• **Problem**:
Give back every record below in full and exactly, but without a single image.

• **Recorded data**:
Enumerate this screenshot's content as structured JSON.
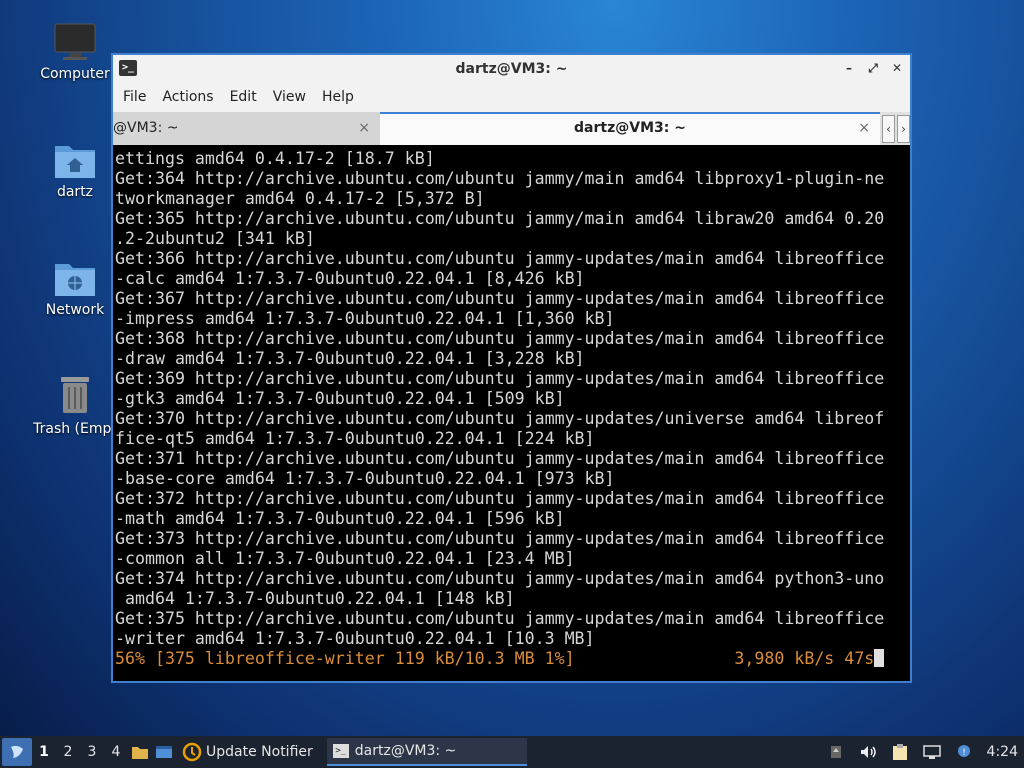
{
  "desktop": {
    "icons": [
      {
        "label": "Computer"
      },
      {
        "label": "dartz"
      },
      {
        "label": "Network"
      },
      {
        "label": "Trash (Empt"
      }
    ]
  },
  "window": {
    "title": "dartz@VM3: ~",
    "menu": [
      "File",
      "Actions",
      "Edit",
      "View",
      "Help"
    ],
    "tabs": [
      {
        "label": "@VM3: ~"
      },
      {
        "label": "dartz@VM3: ~"
      }
    ],
    "close_glyph": "×"
  },
  "terminal": {
    "lines": [
      "ettings amd64 0.4.17-2 [18.7 kB]",
      "Get:364 http://archive.ubuntu.com/ubuntu jammy/main amd64 libproxy1-plugin-ne",
      "tworkmanager amd64 0.4.17-2 [5,372 B]",
      "Get:365 http://archive.ubuntu.com/ubuntu jammy/main amd64 libraw20 amd64 0.20",
      ".2-2ubuntu2 [341 kB]",
      "Get:366 http://archive.ubuntu.com/ubuntu jammy-updates/main amd64 libreoffice",
      "-calc amd64 1:7.3.7-0ubuntu0.22.04.1 [8,426 kB]",
      "Get:367 http://archive.ubuntu.com/ubuntu jammy-updates/main amd64 libreoffice",
      "-impress amd64 1:7.3.7-0ubuntu0.22.04.1 [1,360 kB]",
      "Get:368 http://archive.ubuntu.com/ubuntu jammy-updates/main amd64 libreoffice",
      "-draw amd64 1:7.3.7-0ubuntu0.22.04.1 [3,228 kB]",
      "Get:369 http://archive.ubuntu.com/ubuntu jammy-updates/main amd64 libreoffice",
      "-gtk3 amd64 1:7.3.7-0ubuntu0.22.04.1 [509 kB]",
      "Get:370 http://archive.ubuntu.com/ubuntu jammy-updates/universe amd64 libreof",
      "fice-qt5 amd64 1:7.3.7-0ubuntu0.22.04.1 [224 kB]",
      "Get:371 http://archive.ubuntu.com/ubuntu jammy-updates/main amd64 libreoffice",
      "-base-core amd64 1:7.3.7-0ubuntu0.22.04.1 [973 kB]",
      "Get:372 http://archive.ubuntu.com/ubuntu jammy-updates/main amd64 libreoffice",
      "-math amd64 1:7.3.7-0ubuntu0.22.04.1 [596 kB]",
      "Get:373 http://archive.ubuntu.com/ubuntu jammy-updates/main amd64 libreoffice",
      "-common all 1:7.3.7-0ubuntu0.22.04.1 [23.4 MB]",
      "Get:374 http://archive.ubuntu.com/ubuntu jammy-updates/main amd64 python3-uno",
      " amd64 1:7.3.7-0ubuntu0.22.04.1 [148 kB]",
      "Get:375 http://archive.ubuntu.com/ubuntu jammy-updates/main amd64 libreoffice",
      "-writer amd64 1:7.3.7-0ubuntu0.22.04.1 [10.3 MB]"
    ],
    "progress_line": "56% [375 libreoffice-writer 119 kB/10.3 MB 1%]                3,980 kB/s 47s",
    "text_color": "#d6d6d6",
    "progress_color": "#d98c3a"
  },
  "taskbar": {
    "workspaces": [
      "1",
      "2",
      "3",
      "4"
    ],
    "tasks": [
      {
        "label": "Update Notifier"
      },
      {
        "label": "dartz@VM3: ~"
      }
    ],
    "clock": "4:24"
  },
  "icons": {
    "computer": "monitor-icon",
    "home": "home-folder-icon",
    "network": "network-folder-icon",
    "trash": "trash-icon"
  }
}
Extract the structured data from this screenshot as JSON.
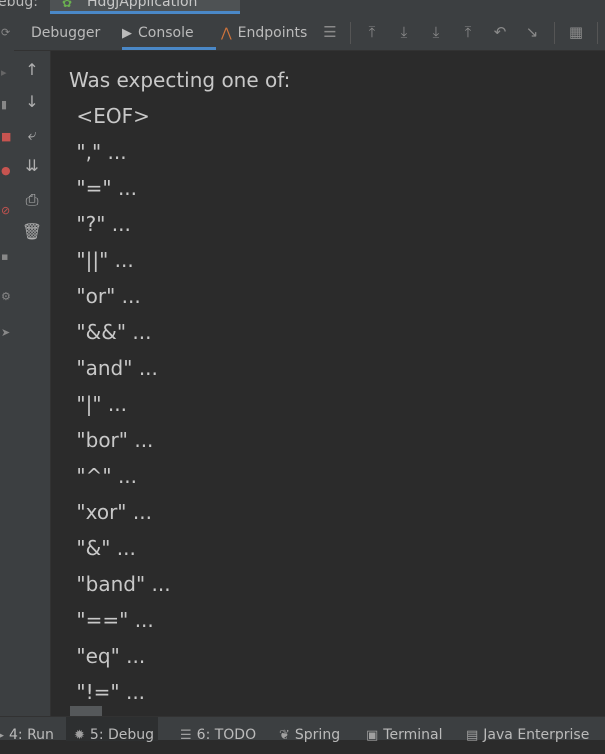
{
  "titlebar": {
    "left_label": "ebug:",
    "run_config": "HdgjApplication"
  },
  "toolbar": {
    "tabs": [
      {
        "label": "Debugger",
        "icon": "none"
      },
      {
        "label": "Console",
        "icon": "console-icon"
      },
      {
        "label": "Endpoints",
        "icon": "endpoints-icon"
      }
    ],
    "active_tab": "Console"
  },
  "console": {
    "lines": [
      "Was expecting one of:",
      "    <EOF>",
      "    \",\" ...",
      "    \"=\" ...",
      "    \"?\" ...",
      "    \"||\" ...",
      "    \"or\" ...",
      "    \"&&\" ...",
      "    \"and\" ...",
      "    \"|\" ...",
      "    \"bor\" ...",
      "    \"^\" ...",
      "    \"xor\" ...",
      "    \"&\" ...",
      "    \"band\" ...",
      "    \"==\" ...",
      "    \"eq\" ...",
      "    \"!=\" ..."
    ]
  },
  "bottom_bar": {
    "tabs": [
      {
        "label": "4: Run",
        "icon": "run-icon"
      },
      {
        "label": "5: Debug",
        "icon": "debug-icon"
      },
      {
        "label": "6: TODO",
        "icon": "todo-list-icon"
      },
      {
        "label": "Spring",
        "icon": "spring-leaf-icon"
      },
      {
        "label": "Terminal",
        "icon": "terminal-icon"
      },
      {
        "label": "Java Enterprise",
        "icon": "java-enterprise-icon"
      }
    ],
    "active_tab": "5: Debug"
  },
  "colors": {
    "background": "#2b2b2b",
    "panel": "#3c3f41",
    "accent": "#4a88c7",
    "text": "#c8c8c8"
  }
}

• **Answer box**:
Enumerate this screenshot's content as structured JSON.
{
  "desktop": {
    "icons": [
      {
        "label": "Computer"
      },
      {
        "label": "dartz"
      },
      {
        "label": "Network"
      },
      {
        "label": "Trash (Empt"
      }
    ]
  },
  "window": {
    "title": "dartz@VM3: ~",
    "menu": [
      "File",
      "Actions",
      "Edit",
      "View",
      "Help"
    ],
    "tabs": [
      {
        "label": "@VM3: ~"
      },
      {
        "label": "dartz@VM3: ~"
      }
    ],
    "close_glyph": "×"
  },
  "terminal": {
    "lines": [
      "ettings amd64 0.4.17-2 [18.7 kB]",
      "Get:364 http://archive.ubuntu.com/ubuntu jammy/main amd64 libproxy1-plugin-ne",
      "tworkmanager amd64 0.4.17-2 [5,372 B]",
      "Get:365 http://archive.ubuntu.com/ubuntu jammy/main amd64 libraw20 amd64 0.20",
      ".2-2ubuntu2 [341 kB]",
      "Get:366 http://archive.ubuntu.com/ubuntu jammy-updates/main amd64 libreoffice",
      "-calc amd64 1:7.3.7-0ubuntu0.22.04.1 [8,426 kB]",
      "Get:367 http://archive.ubuntu.com/ubuntu jammy-updates/main amd64 libreoffice",
      "-impress amd64 1:7.3.7-0ubuntu0.22.04.1 [1,360 kB]",
      "Get:368 http://archive.ubuntu.com/ubuntu jammy-updates/main amd64 libreoffice",
      "-draw amd64 1:7.3.7-0ubuntu0.22.04.1 [3,228 kB]",
      "Get:369 http://archive.ubuntu.com/ubuntu jammy-updates/main amd64 libreoffice",
      "-gtk3 amd64 1:7.3.7-0ubuntu0.22.04.1 [509 kB]",
      "Get:370 http://archive.ubuntu.com/ubuntu jammy-updates/universe amd64 libreof",
      "fice-qt5 amd64 1:7.3.7-0ubuntu0.22.04.1 [224 kB]",
      "Get:371 http://archive.ubuntu.com/ubuntu jammy-updates/main amd64 libreoffice",
      "-base-core amd64 1:7.3.7-0ubuntu0.22.04.1 [973 kB]",
      "Get:372 http://archive.ubuntu.com/ubuntu jammy-updates/main amd64 libreoffice",
      "-math amd64 1:7.3.7-0ubuntu0.22.04.1 [596 kB]",
      "Get:373 http://archive.ubuntu.com/ubuntu jammy-updates/main amd64 libreoffice",
      "-common all 1:7.3.7-0ubuntu0.22.04.1 [23.4 MB]",
      "Get:374 http://archive.ubuntu.com/ubuntu jammy-updates/main amd64 python3-uno",
      " amd64 1:7.3.7-0ubuntu0.22.04.1 [148 kB]",
      "Get:375 http://archive.ubuntu.com/ubuntu jammy-updates/main amd64 libreoffice",
      "-writer amd64 1:7.3.7-0ubuntu0.22.04.1 [10.3 MB]"
    ],
    "progress_line": "56% [375 libreoffice-writer 119 kB/10.3 MB 1%]                3,980 kB/s 47s",
    "text_color": "#d6d6d6",
    "progress_color": "#d98c3a"
  },
  "taskbar": {
    "workspaces": [
      "1",
      "2",
      "3",
      "4"
    ],
    "tasks": [
      {
        "label": "Update Notifier"
      },
      {
        "label": "dartz@VM3: ~"
      }
    ],
    "clock": "4:24"
  },
  "icons": {
    "computer": "monitor-icon",
    "home": "home-folder-icon",
    "network": "network-folder-icon",
    "trash": "trash-icon"
  }
}
Extract the structured data from this screenshot as JSON.
{
  "titlebar": {
    "left_label": "ebug:",
    "run_config": "HdgjApplication"
  },
  "toolbar": {
    "tabs": [
      {
        "label": "Debugger",
        "icon": "none"
      },
      {
        "label": "Console",
        "icon": "console-icon"
      },
      {
        "label": "Endpoints",
        "icon": "endpoints-icon"
      }
    ],
    "active_tab": "Console"
  },
  "console": {
    "lines": [
      "Was expecting one of:",
      "    <EOF>",
      "    \",\" ...",
      "    \"=\" ...",
      "    \"?\" ...",
      "    \"||\" ...",
      "    \"or\" ...",
      "    \"&&\" ...",
      "    \"and\" ...",
      "    \"|\" ...",
      "    \"bor\" ...",
      "    \"^\" ...",
      "    \"xor\" ...",
      "    \"&\" ...",
      "    \"band\" ...",
      "    \"==\" ...",
      "    \"eq\" ...",
      "    \"!=\" ..."
    ]
  },
  "bottom_bar": {
    "tabs": [
      {
        "label": "4: Run",
        "icon": "run-icon"
      },
      {
        "label": "5: Debug",
        "icon": "debug-icon"
      },
      {
        "label": "6: TODO",
        "icon": "todo-list-icon"
      },
      {
        "label": "Spring",
        "icon": "spring-leaf-icon"
      },
      {
        "label": "Terminal",
        "icon": "terminal-icon"
      },
      {
        "label": "Java Enterprise",
        "icon": "java-enterprise-icon"
      }
    ],
    "active_tab": "5: Debug"
  },
  "colors": {
    "background": "#2b2b2b",
    "panel": "#3c3f41",
    "accent": "#4a88c7",
    "text": "#c8c8c8"
  }
}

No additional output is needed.